> Task requirements: What is needed here is a word-for-word copy of all the entries below.

= Beginning of Section =

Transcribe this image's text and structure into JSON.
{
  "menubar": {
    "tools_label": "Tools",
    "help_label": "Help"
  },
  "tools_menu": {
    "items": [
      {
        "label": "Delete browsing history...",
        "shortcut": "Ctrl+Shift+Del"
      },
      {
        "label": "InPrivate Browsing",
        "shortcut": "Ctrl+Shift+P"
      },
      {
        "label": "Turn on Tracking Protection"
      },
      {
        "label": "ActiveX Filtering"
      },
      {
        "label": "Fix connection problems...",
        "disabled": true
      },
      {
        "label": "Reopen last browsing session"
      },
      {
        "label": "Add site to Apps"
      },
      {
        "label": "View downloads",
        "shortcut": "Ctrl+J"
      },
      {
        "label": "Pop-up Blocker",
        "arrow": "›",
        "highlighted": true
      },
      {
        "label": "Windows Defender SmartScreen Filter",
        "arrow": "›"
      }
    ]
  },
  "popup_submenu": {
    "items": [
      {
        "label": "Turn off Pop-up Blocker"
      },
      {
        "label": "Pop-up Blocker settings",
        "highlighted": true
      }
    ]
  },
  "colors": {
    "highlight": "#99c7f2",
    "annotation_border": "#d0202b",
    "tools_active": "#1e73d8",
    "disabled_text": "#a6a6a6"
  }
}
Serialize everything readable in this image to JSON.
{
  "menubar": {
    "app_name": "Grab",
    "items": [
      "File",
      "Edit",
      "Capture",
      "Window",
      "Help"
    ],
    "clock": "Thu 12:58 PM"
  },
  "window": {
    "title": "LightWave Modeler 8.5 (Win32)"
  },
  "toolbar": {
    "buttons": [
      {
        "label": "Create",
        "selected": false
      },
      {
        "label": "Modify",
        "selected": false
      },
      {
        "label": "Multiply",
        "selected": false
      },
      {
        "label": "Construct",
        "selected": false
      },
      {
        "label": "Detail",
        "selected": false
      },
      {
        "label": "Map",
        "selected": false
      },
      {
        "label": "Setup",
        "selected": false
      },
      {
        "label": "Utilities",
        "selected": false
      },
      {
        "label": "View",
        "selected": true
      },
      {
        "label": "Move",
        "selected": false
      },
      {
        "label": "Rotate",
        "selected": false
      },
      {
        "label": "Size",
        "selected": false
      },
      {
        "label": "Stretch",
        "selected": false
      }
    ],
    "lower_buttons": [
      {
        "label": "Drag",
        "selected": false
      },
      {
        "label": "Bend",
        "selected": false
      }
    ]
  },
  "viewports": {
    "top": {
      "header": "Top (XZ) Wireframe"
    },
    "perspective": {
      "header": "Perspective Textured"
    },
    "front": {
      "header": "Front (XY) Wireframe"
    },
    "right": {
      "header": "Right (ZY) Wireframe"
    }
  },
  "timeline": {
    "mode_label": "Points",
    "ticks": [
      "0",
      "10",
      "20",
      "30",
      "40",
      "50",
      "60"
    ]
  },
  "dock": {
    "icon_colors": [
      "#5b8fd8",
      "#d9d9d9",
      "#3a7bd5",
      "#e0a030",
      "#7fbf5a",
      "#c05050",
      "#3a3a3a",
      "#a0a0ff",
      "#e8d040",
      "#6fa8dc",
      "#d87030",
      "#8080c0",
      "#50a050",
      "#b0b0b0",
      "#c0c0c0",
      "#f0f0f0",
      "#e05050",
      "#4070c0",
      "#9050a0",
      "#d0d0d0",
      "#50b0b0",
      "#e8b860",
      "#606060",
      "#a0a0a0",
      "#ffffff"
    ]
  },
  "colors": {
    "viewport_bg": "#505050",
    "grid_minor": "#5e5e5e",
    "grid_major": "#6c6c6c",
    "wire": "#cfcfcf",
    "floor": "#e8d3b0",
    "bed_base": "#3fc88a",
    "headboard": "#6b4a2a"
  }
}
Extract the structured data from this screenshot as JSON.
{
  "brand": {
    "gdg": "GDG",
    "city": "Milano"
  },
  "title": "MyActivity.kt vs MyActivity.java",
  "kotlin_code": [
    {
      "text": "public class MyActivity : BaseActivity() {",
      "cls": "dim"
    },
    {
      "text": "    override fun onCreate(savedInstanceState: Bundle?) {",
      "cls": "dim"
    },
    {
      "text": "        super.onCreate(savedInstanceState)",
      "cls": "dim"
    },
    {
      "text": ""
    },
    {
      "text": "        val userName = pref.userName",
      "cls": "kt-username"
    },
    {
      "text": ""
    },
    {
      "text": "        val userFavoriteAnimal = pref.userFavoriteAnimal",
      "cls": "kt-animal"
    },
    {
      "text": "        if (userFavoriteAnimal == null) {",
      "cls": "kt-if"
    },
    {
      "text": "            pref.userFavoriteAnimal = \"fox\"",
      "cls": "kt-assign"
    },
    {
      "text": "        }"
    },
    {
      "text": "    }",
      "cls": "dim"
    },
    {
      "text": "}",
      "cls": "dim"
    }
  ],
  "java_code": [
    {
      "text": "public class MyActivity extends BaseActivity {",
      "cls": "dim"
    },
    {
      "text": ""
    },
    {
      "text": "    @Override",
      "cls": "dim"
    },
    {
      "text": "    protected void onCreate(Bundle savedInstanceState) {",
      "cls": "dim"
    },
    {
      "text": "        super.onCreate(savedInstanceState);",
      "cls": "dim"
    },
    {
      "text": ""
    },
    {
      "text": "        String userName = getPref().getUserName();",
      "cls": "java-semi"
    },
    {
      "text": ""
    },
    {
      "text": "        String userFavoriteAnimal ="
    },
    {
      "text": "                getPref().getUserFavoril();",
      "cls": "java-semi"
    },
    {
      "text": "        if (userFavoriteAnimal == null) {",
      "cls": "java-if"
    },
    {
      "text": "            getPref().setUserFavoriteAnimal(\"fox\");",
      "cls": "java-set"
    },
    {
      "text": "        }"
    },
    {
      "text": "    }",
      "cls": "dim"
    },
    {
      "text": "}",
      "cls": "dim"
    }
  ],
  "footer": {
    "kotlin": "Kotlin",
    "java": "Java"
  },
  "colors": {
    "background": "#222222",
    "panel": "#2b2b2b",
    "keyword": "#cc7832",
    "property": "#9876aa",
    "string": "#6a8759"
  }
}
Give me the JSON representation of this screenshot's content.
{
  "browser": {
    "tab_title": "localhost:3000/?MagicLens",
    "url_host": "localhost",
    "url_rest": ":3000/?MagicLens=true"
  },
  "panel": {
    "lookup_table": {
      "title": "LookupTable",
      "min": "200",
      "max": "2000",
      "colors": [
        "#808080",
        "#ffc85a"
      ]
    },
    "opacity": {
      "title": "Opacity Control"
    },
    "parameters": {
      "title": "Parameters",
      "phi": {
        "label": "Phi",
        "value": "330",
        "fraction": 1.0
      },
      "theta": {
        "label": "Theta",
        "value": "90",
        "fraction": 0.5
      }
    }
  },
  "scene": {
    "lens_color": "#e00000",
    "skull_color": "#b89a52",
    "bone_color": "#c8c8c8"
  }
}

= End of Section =

> Problem solution:
Transcribe this image's text and structure into JSON.
{
  "menubar": {
    "tools_label": "Tools",
    "help_label": "Help"
  },
  "tools_menu": {
    "items": [
      {
        "label": "Delete browsing history...",
        "shortcut": "Ctrl+Shift+Del"
      },
      {
        "label": "InPrivate Browsing",
        "shortcut": "Ctrl+Shift+P"
      },
      {
        "label": "Turn on Tracking Protection"
      },
      {
        "label": "ActiveX Filtering"
      },
      {
        "label": "Fix connection problems...",
        "disabled": true
      },
      {
        "label": "Reopen last browsing session"
      },
      {
        "label": "Add site to Apps"
      },
      {
        "label": "View downloads",
        "shortcut": "Ctrl+J"
      },
      {
        "label": "Pop-up Blocker",
        "arrow": "›",
        "highlighted": true
      },
      {
        "label": "Windows Defender SmartScreen Filter",
        "arrow": "›"
      }
    ]
  },
  "popup_submenu": {
    "items": [
      {
        "label": "Turn off Pop-up Blocker"
      },
      {
        "label": "Pop-up Blocker settings",
        "highlighted": true
      }
    ]
  },
  "colors": {
    "highlight": "#99c7f2",
    "annotation_border": "#d0202b",
    "tools_active": "#1e73d8",
    "disabled_text": "#a6a6a6"
  }
}
Serialize everything readable in this image to JSON.
{
  "menubar": {
    "app_name": "Grab",
    "items": [
      "File",
      "Edit",
      "Capture",
      "Window",
      "Help"
    ],
    "clock": "Thu 12:58 PM"
  },
  "window": {
    "title": "LightWave Modeler 8.5 (Win32)"
  },
  "toolbar": {
    "buttons": [
      {
        "label": "Create",
        "selected": false
      },
      {
        "label": "Modify",
        "selected": false
      },
      {
        "label": "Multiply",
        "selected": false
      },
      {
        "label": "Construct",
        "selected": false
      },
      {
        "label": "Detail",
        "selected": false
      },
      {
        "label": "Map",
        "selected": false
      },
      {
        "label": "Setup",
        "selected": false
      },
      {
        "label": "Utilities",
        "selected": false
      },
      {
        "label": "View",
        "selected": true
      },
      {
        "label": "Move",
        "selected": false
      },
      {
        "label": "Rotate",
        "selected": false
      },
      {
        "label": "Size",
        "selected": false
      },
      {
        "label": "Stretch",
        "selected": false
      }
    ],
    "lower_buttons": [
      {
        "label": "Drag",
        "selected": false
      },
      {
        "label": "Bend",
        "selected": false
      }
    ]
  },
  "viewports": {
    "top": {
      "header": "Top (XZ) Wireframe"
    },
    "perspective": {
      "header": "Perspective Textured"
    },
    "front": {
      "header": "Front (XY) Wireframe"
    },
    "right": {
      "header": "Right (ZY) Wireframe"
    }
  },
  "timeline": {
    "mode_label": "Points",
    "ticks": [
      "0",
      "10",
      "20",
      "30",
      "40",
      "50",
      "60"
    ]
  },
  "dock": {
    "icon_colors": [
      "#5b8fd8",
      "#d9d9d9",
      "#3a7bd5",
      "#e0a030",
      "#7fbf5a",
      "#c05050",
      "#3a3a3a",
      "#a0a0ff",
      "#e8d040",
      "#6fa8dc",
      "#d87030",
      "#8080c0",
      "#50a050",
      "#b0b0b0",
      "#c0c0c0",
      "#f0f0f0",
      "#e05050",
      "#4070c0",
      "#9050a0",
      "#d0d0d0",
      "#50b0b0",
      "#e8b860",
      "#606060",
      "#a0a0a0",
      "#ffffff"
    ]
  },
  "colors": {
    "viewport_bg": "#505050",
    "grid_minor": "#5e5e5e",
    "grid_major": "#6c6c6c",
    "wire": "#cfcfcf",
    "floor": "#e8d3b0",
    "bed_base": "#3fc88a",
    "headboard": "#6b4a2a"
  }
}
Extract the structured data from this screenshot as JSON.
{
  "brand": {
    "gdg": "GDG",
    "city": "Milano"
  },
  "title": "MyActivity.kt vs MyActivity.java",
  "kotlin_code": [
    {
      "text": "public class MyActivity : BaseActivity() {",
      "cls": "dim"
    },
    {
      "text": "    override fun onCreate(savedInstanceState: Bundle?) {",
      "cls": "dim"
    },
    {
      "text": "        super.onCreate(savedInstanceState)",
      "cls": "dim"
    },
    {
      "text": ""
    },
    {
      "text": "        val userName = pref.userName",
      "cls": "kt-username"
    },
    {
      "text": ""
    },
    {
      "text": "        val userFavoriteAnimal = pref.userFavoriteAnimal",
      "cls": "kt-animal"
    },
    {
      "text": "        if (userFavoriteAnimal == null) {",
      "cls": "kt-if"
    },
    {
      "text": "            pref.userFavoriteAnimal = \"fox\"",
      "cls": "kt-assign"
    },
    {
      "text": "        }"
    },
    {
      "text": "    }",
      "cls": "dim"
    },
    {
      "text": "}",
      "cls": "dim"
    }
  ],
  "java_code": [
    {
      "text": "public class MyActivity extends BaseActivity {",
      "cls": "dim"
    },
    {
      "text": ""
    },
    {
      "text": "    @Override",
      "cls": "dim"
    },
    {
      "text": "    protected void onCreate(Bundle savedInstanceState) {",
      "cls": "dim"
    },
    {
      "text": "        super.onCreate(savedInstanceState);",
      "cls": "dim"
    },
    {
      "text": ""
    },
    {
      "text": "        String userName = getPref().getUserName();",
      "cls": "java-semi"
    },
    {
      "text": ""
    },
    {
      "text": "        String userFavoriteAnimal ="
    },
    {
      "text": "                getPref().getUserFavoril();",
      "cls": "java-semi"
    },
    {
      "text": "        if (userFavoriteAnimal == null) {",
      "cls": "java-if"
    },
    {
      "text": "            getPref().setUserFavoriteAnimal(\"fox\");",
      "cls": "java-set"
    },
    {
      "text": "        }"
    },
    {
      "text": "    }",
      "cls": "dim"
    },
    {
      "text": "}",
      "cls": "dim"
    }
  ],
  "footer": {
    "kotlin": "Kotlin",
    "java": "Java"
  },
  "colors": {
    "background": "#222222",
    "panel": "#2b2b2b",
    "keyword": "#cc7832",
    "property": "#9876aa",
    "string": "#6a8759"
  }
}
Give me the JSON representation of this screenshot's content.
{
  "browser": {
    "tab_title": "localhost:3000/?MagicLens",
    "url_host": "localhost",
    "url_rest": ":3000/?MagicLens=true"
  },
  "panel": {
    "lookup_table": {
      "title": "LookupTable",
      "min": "200",
      "max": "2000",
      "colors": [
        "#808080",
        "#ffc85a"
      ]
    },
    "opacity": {
      "title": "Opacity Control"
    },
    "parameters": {
      "title": "Parameters",
      "phi": {
        "label": "Phi",
        "value": "330",
        "fraction": 1.0
      },
      "theta": {
        "label": "Theta",
        "value": "90",
        "fraction": 0.5
      }
    }
  },
  "scene": {
    "lens_color": "#e00000",
    "skull_color": "#b89a52",
    "bone_color": "#c8c8c8"
  }
}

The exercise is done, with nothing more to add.